DATA FOR REVIEW below:

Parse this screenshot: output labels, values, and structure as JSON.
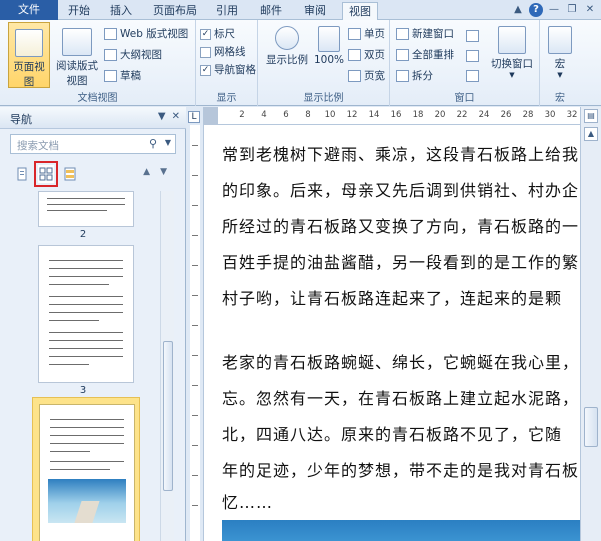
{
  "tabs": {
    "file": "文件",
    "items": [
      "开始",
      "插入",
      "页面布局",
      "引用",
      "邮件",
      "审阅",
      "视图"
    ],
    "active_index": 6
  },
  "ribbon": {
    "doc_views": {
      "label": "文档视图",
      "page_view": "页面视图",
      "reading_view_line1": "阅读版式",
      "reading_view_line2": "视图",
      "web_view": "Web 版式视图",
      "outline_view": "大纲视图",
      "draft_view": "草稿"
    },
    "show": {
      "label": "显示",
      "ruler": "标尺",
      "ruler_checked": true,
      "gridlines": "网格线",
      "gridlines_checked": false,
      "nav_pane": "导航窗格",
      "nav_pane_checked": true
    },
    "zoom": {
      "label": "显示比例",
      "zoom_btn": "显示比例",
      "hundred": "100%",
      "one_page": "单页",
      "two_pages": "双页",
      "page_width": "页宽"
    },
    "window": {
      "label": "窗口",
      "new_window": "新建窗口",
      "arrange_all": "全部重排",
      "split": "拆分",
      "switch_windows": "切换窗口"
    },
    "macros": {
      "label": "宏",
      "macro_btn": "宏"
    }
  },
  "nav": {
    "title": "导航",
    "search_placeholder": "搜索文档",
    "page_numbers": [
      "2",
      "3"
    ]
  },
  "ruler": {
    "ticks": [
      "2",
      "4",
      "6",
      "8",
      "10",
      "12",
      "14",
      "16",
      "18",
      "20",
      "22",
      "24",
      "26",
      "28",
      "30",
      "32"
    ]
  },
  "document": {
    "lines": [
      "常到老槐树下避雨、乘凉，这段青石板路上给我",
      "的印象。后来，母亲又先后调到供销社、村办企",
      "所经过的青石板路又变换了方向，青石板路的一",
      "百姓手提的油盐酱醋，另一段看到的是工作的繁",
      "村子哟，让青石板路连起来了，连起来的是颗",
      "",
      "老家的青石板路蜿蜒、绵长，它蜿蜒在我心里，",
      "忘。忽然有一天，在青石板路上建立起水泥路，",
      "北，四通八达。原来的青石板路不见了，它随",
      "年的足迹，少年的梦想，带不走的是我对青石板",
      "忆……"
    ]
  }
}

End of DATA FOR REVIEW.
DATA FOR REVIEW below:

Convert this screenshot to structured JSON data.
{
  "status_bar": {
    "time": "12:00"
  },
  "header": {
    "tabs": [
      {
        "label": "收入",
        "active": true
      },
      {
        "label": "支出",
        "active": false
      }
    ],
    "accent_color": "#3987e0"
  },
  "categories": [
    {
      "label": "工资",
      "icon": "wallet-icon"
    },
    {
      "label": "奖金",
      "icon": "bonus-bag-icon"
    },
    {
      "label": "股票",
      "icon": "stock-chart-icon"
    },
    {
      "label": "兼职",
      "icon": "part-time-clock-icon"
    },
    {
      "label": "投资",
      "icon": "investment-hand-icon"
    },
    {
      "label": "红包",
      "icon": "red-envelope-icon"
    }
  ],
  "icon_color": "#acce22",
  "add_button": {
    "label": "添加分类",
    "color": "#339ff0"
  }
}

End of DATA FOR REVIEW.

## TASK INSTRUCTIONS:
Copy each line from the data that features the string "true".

## SOLVED PROBLEM:
      "ruler_checked": true,
      "nav_pane_checked": true
        "active": true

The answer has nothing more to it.